Harry and Winnie sailed with the CEF for England, where Harry continued his training and Winnie won the hearts of the soldiers. They were well known on the Salisbury Plain where the CEF was encamped.
When Harry's regiment was due to cross the channel to France, he was concerned for Winnie's safety on the Western Front. Harry asked the London Zoo to take care of his beloved little bear.
And it was there that the story of Winnie the Pooh began.
Winnie the Pooh
Writer and playwrite Alan Milne (A.A. Milne) happened to be visiting the London Zoo one day with his young son Christopher Robin, when they came upon Winnie. So taken was the young boy with the little bear that Milne promised to write some stories about Winnie. Christopher changed the name of his own stuffed bear from Edward Bear to Winnie.
The character Winnie the Pooh was first introduced to the world in a poem called 'Teddy Bear' that was published in Punch magazine in February 1924. A.A. Milne went on to publish 'Winnie the Pooh' in 1926, 'Now We Are Six' in 1927 and 'The House at Pooh Corner' in 1928.
Harry visited Winnie at the Zoo whenever he was on leave, and he recognized how happy she made people. He decided to donate her to the Zoo permanently instead of taking her home to Canada as he had originally planned. Harry made it safely back to Winnipeg after the war, where he resumed his veterinary practice.

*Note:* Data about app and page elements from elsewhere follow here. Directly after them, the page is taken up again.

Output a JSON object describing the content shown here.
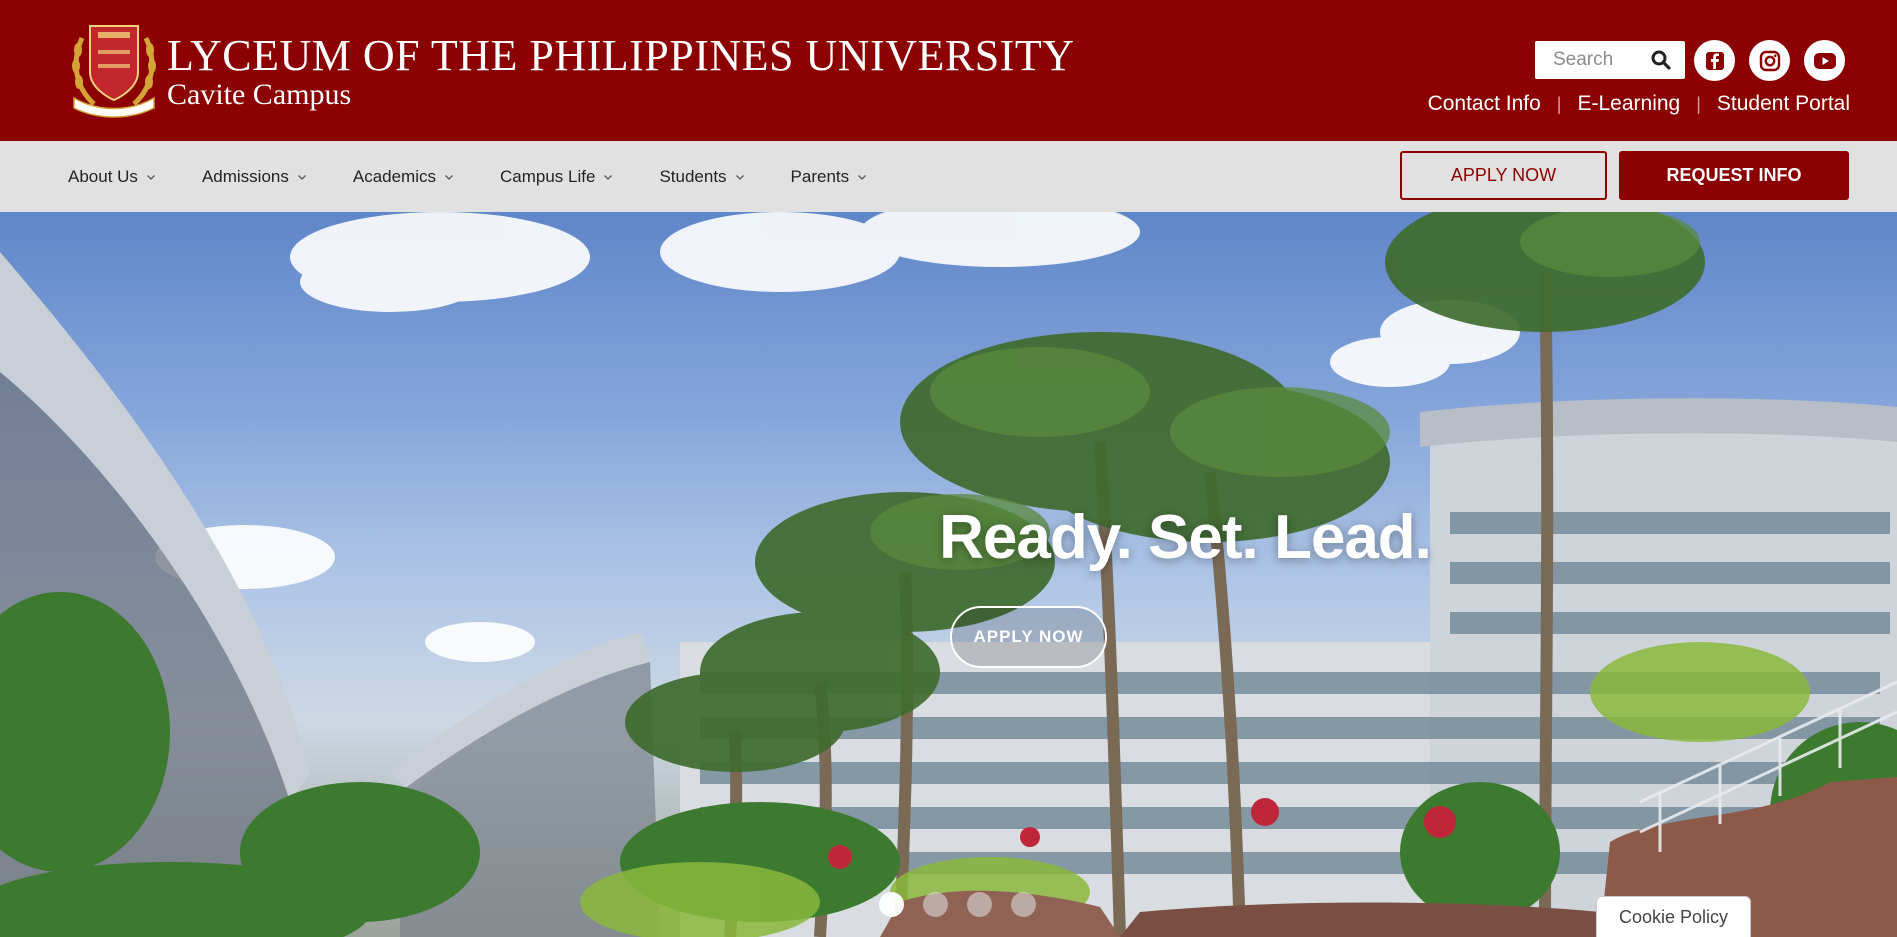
{
  "header": {
    "title": "LYCEUM OF THE PHILIPPINES UNIVERSITY",
    "subtitle": "Cavite Campus",
    "search": {
      "placeholder": "Search"
    },
    "social": [
      {
        "name": "facebook-icon"
      },
      {
        "name": "instagram-icon"
      },
      {
        "name": "youtube-icon"
      }
    ],
    "links": [
      "Contact Info",
      "E-Learning",
      "Student Portal"
    ]
  },
  "nav": {
    "items": [
      "About Us",
      "Admissions",
      "Academics",
      "Campus Life",
      "Students",
      "Parents"
    ],
    "apply_label": "APPLY NOW",
    "request_label": "REQUEST INFO"
  },
  "hero": {
    "headline": "Ready. Set. Lead.",
    "button_label": "APPLY NOW",
    "slide_count": 4,
    "active_slide": 1
  },
  "cookie": {
    "label": "Cookie Policy"
  },
  "colors": {
    "brand": "#8b0000",
    "navbar": "#e1e1e1"
  }
}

Winnie lived out her days at the London Zoo, where she died in 1934.
Winnie the Pooh
© 2014 Kaili Bisson